Branch Gorevidians Explain Harsh Winter

Doug Powers
This time of year, especially under the conditions much of the country is experiencing, we see people who are digging out from under tons of snow who are mocking "global warming." This ticks off global warming bureaucrats for two reasons: 1) They need to quickly develop alternative excuses (which they have), and 2) Your heavy winter clothing makes it more difficult for them to reach your wallet.

But a good global warmist wouldn't win an episode of Eco-Fear Factor unless he or she could explain how global warming can indeed bury us in snow (because, as you know, it never snowed before global warming started a few years ago).

Here's the basis for the "blizzards caused by global warming" argument: NASA reported that 1.5 trillion and 2 trillion tons of ice in Greenland, Antarctica and Alaska have melted at an accelerated rate since 2003. One blogger at the Daily Kos ("It is wise to study the ways of ones adversary") echoed other global warmists and explained our harsh winter:

When ice melts, the surrounding air or water cools down, basic thermodynamics. It would be ironic if that cooler air and water from excess northern melt were to work their way south a little farther and a little earlier in the season than they otherwise would have, and maybe even help fuel an occasional localized snow or ice storm, which right-wing climate change skeptics, especially those bearing a borderline pathological obsession with Al Gore, would then seize on as evidence that global warming is ... well not sure exactly.

Thermodynamics? Okay, good. Physics can explain all this. But what it can't explain is that thermodynamics doesn't know if it's summer or winter.

If the melting ice is making the surrounding air cooler and making temperatures drop more in wintertime (in locations very far away), how come the same melting ice isn't making those same locations cooler in the summertime? Is the ice not melting in the summertime? Yes it is, according to satellite data. And if all that ice melt is cooling the surrounding air, shouldn't that lowered air temperature slow the melt instead of speed it up?

When the eco-left is using occasionally stifling summer heat (which, again, never happened until global warming started a few years ago) as evidence of global warming, where is this magical and far-reaching thermodynamic cooling? That must be the time of year that thermodynamics is on summer break. Al Gore, unfortunately, is never on break.
This time of year, especially under the conditions much of the country is experiencing, we see people who are digging out from under tons of snow who are mocking "global warming." This ticks off global warming bureaucrats for two reasons: 1) They need to quickly develop alternative excuses (which they have), and 2) Your heavy winter clothing makes it more difficult for them to reach your wallet.

But a good global warmist wouldn't win an episode of Eco-Fear Factor unless he or she could explain how global warming can indeed bury us in snow (because, as you know, it never snowed before global warming started a few years ago).
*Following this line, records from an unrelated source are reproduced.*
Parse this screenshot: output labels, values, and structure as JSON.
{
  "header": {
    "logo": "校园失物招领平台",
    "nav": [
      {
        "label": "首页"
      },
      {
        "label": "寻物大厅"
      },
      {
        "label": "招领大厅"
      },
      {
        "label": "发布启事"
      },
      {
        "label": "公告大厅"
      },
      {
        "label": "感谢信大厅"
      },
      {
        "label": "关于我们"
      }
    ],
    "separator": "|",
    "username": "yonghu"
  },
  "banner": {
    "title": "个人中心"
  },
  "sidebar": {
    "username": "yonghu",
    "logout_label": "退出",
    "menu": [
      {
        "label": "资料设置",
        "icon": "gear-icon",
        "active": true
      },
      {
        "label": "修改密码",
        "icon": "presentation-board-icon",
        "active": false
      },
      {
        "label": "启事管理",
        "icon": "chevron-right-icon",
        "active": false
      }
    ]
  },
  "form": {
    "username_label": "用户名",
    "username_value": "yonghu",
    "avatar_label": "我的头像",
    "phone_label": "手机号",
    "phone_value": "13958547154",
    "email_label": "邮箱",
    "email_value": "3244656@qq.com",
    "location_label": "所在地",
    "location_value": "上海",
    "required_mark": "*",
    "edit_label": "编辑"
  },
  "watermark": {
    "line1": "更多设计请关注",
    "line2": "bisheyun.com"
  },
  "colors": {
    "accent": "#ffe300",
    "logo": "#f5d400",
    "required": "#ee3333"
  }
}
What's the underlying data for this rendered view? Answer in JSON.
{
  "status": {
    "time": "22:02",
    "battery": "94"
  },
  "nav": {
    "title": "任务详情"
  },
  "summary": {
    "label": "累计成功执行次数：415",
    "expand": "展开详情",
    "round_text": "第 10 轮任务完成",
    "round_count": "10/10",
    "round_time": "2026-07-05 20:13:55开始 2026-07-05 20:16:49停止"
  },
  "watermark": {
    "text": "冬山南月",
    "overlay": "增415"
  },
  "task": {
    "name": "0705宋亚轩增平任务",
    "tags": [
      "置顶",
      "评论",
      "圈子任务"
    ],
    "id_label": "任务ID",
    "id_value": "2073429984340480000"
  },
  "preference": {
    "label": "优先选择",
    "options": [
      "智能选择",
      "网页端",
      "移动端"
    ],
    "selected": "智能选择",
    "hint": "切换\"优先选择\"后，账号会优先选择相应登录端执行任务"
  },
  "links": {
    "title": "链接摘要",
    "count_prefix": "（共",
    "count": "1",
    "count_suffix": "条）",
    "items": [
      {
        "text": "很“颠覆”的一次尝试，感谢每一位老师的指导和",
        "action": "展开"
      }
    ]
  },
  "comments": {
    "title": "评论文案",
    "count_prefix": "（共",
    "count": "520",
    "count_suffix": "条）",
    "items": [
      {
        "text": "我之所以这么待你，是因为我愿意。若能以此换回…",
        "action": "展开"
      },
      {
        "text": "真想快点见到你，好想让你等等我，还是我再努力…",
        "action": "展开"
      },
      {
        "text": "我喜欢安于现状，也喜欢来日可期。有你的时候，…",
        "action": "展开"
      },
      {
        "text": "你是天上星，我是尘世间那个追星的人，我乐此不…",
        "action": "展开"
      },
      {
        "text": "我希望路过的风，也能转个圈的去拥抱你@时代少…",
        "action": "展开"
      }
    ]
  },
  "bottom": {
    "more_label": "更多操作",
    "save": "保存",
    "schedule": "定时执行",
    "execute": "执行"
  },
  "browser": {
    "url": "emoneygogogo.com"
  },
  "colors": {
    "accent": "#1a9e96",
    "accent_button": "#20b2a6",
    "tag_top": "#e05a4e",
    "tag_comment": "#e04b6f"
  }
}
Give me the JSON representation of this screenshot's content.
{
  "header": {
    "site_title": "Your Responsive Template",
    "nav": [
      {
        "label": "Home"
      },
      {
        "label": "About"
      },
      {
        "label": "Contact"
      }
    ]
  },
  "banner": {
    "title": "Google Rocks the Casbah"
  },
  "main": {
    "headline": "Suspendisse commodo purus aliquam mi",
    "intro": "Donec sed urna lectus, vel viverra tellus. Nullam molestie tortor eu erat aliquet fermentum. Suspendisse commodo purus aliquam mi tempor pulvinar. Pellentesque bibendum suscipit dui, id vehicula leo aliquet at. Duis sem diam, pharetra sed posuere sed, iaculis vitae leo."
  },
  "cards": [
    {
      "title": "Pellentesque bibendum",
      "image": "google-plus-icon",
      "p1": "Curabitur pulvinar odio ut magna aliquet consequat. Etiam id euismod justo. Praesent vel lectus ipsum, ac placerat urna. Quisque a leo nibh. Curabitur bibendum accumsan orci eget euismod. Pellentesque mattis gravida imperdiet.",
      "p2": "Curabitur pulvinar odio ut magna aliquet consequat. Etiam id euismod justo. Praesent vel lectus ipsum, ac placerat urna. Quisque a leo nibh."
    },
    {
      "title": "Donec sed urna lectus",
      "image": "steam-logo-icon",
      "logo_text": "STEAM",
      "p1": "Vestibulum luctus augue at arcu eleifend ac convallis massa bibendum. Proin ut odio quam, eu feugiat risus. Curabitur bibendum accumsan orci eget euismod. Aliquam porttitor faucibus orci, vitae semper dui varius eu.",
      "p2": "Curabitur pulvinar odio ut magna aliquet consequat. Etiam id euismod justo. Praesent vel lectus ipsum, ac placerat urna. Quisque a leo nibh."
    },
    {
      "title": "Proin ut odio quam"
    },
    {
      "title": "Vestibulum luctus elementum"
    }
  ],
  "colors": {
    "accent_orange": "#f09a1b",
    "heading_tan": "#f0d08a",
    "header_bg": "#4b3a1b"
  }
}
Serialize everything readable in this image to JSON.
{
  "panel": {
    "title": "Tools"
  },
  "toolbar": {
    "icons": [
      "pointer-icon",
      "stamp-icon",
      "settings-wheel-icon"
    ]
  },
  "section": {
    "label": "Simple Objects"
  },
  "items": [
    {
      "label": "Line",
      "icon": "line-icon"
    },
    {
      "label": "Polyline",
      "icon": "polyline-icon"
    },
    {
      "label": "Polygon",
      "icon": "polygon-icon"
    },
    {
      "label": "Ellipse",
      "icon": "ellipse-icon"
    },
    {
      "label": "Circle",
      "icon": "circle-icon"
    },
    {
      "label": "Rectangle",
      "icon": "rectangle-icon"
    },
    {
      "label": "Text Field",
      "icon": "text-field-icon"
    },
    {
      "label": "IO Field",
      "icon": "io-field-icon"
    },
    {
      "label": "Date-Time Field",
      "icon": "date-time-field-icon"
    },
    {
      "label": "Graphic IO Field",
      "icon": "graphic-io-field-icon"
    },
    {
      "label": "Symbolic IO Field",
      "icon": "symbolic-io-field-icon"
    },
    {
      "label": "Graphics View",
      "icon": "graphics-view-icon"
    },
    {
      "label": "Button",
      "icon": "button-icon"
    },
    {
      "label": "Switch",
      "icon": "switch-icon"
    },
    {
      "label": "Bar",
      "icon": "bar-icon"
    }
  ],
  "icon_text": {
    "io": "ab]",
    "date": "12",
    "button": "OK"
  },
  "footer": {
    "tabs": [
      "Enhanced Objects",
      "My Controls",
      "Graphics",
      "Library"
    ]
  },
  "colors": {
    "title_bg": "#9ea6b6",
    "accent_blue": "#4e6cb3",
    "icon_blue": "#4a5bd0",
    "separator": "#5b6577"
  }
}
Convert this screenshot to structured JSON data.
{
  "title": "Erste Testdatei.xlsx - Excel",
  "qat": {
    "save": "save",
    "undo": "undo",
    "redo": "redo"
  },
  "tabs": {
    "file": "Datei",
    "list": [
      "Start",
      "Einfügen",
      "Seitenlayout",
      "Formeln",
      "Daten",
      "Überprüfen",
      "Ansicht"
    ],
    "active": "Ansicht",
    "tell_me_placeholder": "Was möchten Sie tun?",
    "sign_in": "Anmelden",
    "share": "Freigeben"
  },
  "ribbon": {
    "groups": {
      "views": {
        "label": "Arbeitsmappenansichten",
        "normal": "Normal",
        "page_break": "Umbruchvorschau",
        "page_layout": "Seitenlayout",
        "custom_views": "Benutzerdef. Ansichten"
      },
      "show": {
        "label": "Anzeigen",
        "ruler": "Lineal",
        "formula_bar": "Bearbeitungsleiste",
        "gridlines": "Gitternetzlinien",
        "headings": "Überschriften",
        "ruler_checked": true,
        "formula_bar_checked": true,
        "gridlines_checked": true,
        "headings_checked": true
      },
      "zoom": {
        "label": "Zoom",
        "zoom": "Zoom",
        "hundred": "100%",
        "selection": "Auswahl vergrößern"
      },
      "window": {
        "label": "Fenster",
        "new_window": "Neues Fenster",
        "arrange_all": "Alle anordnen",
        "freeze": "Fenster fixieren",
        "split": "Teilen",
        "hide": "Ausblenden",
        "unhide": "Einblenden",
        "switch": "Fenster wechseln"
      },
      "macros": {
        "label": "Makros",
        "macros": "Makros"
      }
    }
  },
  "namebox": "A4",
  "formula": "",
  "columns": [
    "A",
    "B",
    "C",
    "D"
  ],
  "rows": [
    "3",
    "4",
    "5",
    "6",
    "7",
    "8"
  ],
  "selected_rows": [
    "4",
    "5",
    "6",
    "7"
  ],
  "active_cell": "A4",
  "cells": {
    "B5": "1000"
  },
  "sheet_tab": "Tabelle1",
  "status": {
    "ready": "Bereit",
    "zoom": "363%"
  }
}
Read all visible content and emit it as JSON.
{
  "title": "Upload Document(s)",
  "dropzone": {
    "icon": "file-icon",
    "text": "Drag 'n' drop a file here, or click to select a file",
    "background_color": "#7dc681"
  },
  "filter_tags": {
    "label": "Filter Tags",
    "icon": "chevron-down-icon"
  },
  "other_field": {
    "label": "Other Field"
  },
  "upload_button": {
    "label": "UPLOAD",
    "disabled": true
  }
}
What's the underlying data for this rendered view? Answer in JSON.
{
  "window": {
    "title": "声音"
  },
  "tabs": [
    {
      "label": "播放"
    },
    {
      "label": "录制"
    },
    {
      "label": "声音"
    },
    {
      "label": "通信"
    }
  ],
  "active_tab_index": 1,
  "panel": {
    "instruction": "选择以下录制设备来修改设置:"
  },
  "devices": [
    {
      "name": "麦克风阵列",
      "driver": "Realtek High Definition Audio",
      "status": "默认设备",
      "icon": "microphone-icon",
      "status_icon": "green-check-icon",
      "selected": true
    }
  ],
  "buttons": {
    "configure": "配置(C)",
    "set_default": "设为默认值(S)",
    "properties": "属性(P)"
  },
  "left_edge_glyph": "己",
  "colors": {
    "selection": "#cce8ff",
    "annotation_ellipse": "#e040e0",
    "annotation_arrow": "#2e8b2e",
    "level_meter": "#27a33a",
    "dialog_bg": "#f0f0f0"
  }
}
Here's the basis for the "blizzards caused by global warming" argument: NASA reported that 1.5 trillion and 2 trillion tons of ice in Greenland, Antarctica and Alaska have melted at an accelerated rate since 2003. One blogger at the Daily Kos ("It is wise to study the ways of ones adversary") echoed other global warmists and explained our harsh winter:

When ice melts, the surrounding air or water cools down, basic thermodynamics. It would be ironic if that cooler air and water from excess northern melt were to work their way south a little farther and a little earlier in the season than they otherwise would have, and maybe even help fuel an occasional localized snow or ice storm, which right-wing climate change skeptics, especially those bearing a borderline pathological obsession with Al Gore, would then seize on as evidence that global warming is ... well not sure exactly.

Thermodynamics? Okay, good. Physics can explain all this. But what it can't explain is that thermodynamics doesn't know if it's summer or winter.

If the melting ice is making the surrounding air cooler and making temperatures drop more in wintertime (in locations very far away), how come the same melting ice isn't making those same locations cooler in the summertime? Is the ice not melting in the summertime? Yes it is, according to satellite data. And if all that ice melt is cooling the surrounding air, shouldn't that lowered air temperature slow the melt instead of speed it up?

When the eco-left is using occasionally stifling summer heat (which, again, never happened until global warming started a few years ago) as evidence of global warming, where is this magical and far-reaching thermodynamic cooling? That must be the time of year that thermodynamics is on summer break. Al Gore, unfortunately, is never on break.